Gray whales are starving to death in alarming numbers off the West Coast—and researchers aren't entirely sure why. So far this year, at least 53 dead gray whales have washed up on shores from San Diego to Washington state, a number only rivaled by a die-off in 1999 and 2000, USA Today reports. Many of the whales are juvenile and while some were killed by ships and nets instead of malnutrition, researchers say it is because they are entering risky areas—including San Francisco Bay—in an effort to find food. "It's definitely not normal," Mary Jane Schramm at the Greater Farallones Marine Sanctuary, which monitors the whales' migration, tells the San Francisco Chronicle.

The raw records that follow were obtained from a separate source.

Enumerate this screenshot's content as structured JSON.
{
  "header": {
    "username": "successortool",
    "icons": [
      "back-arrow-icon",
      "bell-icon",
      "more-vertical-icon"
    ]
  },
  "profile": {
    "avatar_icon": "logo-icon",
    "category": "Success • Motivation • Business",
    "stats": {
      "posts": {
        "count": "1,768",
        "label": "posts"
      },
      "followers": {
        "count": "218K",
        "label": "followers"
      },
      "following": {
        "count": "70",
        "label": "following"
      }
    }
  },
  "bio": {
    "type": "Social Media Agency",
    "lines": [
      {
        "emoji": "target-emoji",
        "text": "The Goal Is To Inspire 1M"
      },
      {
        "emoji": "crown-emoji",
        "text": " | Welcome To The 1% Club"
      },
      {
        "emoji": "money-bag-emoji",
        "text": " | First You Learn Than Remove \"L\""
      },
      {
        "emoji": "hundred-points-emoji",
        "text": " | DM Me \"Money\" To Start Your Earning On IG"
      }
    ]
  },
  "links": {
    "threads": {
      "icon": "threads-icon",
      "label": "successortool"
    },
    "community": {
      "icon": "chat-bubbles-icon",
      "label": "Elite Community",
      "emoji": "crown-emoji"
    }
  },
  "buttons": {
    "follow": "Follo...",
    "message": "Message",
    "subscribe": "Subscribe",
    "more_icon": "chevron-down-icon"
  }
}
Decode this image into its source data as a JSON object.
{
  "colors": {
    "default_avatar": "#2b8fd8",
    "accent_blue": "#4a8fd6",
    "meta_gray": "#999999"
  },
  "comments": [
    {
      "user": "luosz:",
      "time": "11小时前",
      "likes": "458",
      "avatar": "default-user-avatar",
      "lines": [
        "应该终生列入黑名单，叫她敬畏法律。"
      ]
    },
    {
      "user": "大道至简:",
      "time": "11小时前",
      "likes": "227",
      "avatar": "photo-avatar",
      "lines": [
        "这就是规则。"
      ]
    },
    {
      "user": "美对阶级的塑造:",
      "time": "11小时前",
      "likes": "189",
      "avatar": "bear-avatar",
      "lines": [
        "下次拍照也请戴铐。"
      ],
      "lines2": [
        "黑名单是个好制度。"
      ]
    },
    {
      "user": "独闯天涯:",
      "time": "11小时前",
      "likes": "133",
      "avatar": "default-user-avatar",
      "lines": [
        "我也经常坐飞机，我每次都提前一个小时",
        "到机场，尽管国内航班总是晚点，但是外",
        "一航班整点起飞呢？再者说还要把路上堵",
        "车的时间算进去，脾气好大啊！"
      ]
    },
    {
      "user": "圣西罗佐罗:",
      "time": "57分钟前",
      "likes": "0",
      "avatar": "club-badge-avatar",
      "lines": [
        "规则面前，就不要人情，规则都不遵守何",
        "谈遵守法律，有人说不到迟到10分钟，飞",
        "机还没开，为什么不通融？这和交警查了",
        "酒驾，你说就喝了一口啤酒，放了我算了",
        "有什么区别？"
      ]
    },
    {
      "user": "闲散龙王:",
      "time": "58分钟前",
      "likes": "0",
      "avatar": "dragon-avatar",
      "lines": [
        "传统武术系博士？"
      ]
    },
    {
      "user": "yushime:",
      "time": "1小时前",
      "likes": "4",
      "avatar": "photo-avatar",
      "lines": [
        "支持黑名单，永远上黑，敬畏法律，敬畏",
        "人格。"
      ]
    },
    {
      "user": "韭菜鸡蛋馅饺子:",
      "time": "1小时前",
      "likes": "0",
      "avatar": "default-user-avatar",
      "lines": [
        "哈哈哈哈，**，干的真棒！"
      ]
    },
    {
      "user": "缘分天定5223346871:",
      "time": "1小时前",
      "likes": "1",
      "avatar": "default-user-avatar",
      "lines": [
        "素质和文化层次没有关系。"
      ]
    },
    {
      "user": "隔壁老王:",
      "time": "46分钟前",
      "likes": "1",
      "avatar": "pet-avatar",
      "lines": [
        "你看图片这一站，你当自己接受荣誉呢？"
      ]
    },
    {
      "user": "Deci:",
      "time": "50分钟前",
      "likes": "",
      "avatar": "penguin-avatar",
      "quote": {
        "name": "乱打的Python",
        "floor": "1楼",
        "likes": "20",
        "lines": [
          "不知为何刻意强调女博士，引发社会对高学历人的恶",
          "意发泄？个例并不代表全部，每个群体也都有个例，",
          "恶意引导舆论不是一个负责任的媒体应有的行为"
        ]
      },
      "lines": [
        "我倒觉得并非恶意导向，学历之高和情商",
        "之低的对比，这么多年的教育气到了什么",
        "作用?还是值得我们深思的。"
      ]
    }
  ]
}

Researchers say only 10% of dead whales wash ashore, meaning the total number of deaths is likely 530 out of a population estimated at 20,000. The whales, which live off stored fat during the months they spend near California and Mexico, where the females give birth, have been making their way to feeding grounds in Alaska. Researchers believe weather patterns, possibly caused by climate change, meant they were unable to get enough food last year. "We have been facing record low levels of sea ice and earlier melting, which does not bode well for the organisms that the gray whales feed upon," says NOAA researcher Elliott Hazen, though other researchers say the whales, whose numbers dropped as low as 2,000 before protections were introduced, may have reached a natural limit. (This gray whale surprised researchers with a 14,000-mile journey.)